— What to do —
The string "Aufruf" may appear in lines of the entries below. Report how many lines hold it, with only the number.

Data under study Block Start

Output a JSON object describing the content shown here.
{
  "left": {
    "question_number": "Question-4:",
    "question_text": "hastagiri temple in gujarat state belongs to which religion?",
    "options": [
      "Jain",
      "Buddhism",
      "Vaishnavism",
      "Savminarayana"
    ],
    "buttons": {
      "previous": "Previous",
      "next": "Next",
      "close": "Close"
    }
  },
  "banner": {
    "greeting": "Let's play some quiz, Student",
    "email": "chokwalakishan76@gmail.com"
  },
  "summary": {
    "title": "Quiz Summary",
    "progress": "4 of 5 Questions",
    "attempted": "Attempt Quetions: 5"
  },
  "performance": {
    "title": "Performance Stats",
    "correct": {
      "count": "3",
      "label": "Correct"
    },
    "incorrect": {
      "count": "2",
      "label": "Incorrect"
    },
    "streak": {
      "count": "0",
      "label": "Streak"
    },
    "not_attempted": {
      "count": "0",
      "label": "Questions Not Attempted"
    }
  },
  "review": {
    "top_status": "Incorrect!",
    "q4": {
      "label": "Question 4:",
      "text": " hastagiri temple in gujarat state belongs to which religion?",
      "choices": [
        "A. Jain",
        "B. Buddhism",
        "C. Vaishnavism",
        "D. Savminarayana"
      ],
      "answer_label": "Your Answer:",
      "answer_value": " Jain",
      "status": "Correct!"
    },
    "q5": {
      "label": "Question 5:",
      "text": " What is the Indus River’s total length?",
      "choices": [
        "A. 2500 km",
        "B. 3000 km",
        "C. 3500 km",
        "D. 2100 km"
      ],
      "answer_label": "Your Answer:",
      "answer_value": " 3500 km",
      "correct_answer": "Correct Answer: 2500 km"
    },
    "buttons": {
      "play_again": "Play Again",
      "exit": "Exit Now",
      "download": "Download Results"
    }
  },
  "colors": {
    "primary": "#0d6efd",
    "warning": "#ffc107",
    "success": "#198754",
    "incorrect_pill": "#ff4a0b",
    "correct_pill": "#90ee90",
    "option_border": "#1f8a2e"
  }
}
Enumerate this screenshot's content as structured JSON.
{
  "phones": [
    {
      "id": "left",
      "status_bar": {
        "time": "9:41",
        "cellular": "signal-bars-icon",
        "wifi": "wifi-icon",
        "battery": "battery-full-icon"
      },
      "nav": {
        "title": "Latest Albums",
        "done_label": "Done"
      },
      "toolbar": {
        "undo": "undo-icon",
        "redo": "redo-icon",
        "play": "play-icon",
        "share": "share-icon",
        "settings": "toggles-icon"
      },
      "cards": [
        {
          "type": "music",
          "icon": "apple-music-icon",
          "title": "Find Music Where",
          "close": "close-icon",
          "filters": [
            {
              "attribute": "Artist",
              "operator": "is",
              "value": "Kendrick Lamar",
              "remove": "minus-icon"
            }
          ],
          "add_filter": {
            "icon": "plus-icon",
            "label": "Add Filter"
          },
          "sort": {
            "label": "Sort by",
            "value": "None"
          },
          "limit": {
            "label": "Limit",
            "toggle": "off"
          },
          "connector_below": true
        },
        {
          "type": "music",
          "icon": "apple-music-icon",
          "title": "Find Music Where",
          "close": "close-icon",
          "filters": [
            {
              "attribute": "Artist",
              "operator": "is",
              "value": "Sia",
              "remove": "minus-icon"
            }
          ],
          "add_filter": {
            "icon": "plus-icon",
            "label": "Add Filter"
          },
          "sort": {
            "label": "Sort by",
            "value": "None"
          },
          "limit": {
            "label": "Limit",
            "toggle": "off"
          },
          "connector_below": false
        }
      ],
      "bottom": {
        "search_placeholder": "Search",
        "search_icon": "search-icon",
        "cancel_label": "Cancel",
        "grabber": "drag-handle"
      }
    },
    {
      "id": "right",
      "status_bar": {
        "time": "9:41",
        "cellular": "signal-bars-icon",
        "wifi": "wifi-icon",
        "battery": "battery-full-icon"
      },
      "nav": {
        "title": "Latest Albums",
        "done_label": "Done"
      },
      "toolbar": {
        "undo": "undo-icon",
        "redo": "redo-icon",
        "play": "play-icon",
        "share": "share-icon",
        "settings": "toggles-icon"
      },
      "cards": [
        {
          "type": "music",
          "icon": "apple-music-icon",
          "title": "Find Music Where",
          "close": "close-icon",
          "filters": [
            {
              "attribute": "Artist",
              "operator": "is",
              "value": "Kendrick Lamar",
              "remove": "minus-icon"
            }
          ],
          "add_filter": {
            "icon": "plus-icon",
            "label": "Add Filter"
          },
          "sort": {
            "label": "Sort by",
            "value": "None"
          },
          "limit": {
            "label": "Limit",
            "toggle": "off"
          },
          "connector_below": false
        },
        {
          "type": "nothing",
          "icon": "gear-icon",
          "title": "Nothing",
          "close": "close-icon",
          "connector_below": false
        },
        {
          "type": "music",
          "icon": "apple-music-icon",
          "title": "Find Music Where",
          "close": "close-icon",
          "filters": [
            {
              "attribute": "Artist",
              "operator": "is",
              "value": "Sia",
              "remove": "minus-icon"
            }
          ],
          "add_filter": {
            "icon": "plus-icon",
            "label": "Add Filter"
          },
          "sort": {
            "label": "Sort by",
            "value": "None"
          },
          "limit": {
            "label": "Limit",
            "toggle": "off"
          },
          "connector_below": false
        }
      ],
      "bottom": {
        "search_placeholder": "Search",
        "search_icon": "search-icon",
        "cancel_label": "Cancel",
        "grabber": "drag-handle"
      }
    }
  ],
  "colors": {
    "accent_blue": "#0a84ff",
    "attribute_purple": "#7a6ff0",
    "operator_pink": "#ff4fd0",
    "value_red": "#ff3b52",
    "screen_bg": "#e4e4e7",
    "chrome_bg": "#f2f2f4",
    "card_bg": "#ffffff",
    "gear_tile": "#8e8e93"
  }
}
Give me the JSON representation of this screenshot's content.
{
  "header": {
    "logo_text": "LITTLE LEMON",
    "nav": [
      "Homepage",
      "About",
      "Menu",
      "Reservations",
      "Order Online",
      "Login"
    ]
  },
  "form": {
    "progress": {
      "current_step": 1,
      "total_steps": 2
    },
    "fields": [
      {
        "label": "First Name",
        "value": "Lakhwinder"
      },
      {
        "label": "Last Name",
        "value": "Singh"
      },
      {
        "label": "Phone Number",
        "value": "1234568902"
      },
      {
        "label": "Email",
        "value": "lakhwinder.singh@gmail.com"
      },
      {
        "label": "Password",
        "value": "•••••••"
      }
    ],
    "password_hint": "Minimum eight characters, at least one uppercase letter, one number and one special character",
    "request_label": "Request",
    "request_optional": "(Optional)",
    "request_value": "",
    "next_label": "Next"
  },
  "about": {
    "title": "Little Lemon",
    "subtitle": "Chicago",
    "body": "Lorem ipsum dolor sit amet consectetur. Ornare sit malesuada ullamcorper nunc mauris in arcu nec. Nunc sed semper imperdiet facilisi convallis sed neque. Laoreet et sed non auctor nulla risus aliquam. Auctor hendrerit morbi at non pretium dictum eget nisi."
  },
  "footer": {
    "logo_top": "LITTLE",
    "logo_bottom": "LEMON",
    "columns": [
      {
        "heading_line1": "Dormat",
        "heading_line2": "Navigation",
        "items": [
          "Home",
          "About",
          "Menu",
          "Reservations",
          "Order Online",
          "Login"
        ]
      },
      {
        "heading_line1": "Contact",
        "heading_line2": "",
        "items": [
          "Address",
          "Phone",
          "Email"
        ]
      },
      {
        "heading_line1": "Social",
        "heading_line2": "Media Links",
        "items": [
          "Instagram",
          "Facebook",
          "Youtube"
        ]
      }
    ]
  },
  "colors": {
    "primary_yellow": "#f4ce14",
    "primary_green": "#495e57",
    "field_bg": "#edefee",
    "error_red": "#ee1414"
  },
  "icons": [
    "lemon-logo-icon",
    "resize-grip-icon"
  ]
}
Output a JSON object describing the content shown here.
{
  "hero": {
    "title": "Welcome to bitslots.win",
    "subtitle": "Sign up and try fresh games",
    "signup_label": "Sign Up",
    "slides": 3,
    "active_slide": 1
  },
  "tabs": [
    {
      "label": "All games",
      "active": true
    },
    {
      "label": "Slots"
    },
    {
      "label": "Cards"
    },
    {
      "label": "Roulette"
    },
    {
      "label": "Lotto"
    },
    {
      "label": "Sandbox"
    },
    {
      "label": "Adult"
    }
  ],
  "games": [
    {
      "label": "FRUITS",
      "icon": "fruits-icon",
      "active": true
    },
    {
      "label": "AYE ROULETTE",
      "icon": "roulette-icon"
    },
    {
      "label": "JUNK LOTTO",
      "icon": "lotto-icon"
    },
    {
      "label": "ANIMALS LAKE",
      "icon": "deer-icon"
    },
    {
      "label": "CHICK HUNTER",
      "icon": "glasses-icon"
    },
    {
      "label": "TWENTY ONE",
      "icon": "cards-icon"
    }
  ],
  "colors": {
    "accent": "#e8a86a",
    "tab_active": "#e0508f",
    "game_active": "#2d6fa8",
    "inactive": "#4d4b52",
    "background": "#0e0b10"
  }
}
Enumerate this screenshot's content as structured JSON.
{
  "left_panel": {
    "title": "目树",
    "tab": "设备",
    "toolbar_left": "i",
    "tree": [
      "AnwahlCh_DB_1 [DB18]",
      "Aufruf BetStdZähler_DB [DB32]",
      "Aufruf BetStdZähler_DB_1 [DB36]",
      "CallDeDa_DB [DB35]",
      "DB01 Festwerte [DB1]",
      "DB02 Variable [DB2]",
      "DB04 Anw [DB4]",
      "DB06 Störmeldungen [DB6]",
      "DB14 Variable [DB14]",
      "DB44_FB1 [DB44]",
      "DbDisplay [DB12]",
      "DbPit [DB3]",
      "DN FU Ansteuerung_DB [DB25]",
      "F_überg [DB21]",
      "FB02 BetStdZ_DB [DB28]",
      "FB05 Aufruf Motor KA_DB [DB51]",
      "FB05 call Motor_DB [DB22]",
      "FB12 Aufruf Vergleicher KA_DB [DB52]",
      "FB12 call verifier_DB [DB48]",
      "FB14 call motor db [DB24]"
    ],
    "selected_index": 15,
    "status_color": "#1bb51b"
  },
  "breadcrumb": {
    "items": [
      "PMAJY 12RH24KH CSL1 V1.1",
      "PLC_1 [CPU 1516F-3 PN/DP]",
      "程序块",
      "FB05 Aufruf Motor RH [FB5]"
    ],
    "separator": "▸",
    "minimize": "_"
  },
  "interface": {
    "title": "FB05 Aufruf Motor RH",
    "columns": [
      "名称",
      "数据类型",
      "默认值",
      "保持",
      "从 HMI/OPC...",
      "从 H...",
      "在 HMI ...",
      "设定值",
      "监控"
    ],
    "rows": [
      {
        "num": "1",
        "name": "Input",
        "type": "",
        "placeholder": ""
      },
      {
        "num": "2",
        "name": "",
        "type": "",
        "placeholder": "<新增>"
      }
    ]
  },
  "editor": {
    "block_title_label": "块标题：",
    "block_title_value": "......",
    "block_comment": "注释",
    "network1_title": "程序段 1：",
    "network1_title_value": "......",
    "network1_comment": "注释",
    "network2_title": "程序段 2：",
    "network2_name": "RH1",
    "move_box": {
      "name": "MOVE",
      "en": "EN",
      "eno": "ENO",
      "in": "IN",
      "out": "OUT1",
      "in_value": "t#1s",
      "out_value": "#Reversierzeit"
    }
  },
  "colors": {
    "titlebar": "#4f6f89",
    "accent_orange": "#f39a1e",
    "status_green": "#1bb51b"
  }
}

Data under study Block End

— Solution for this exercise —
6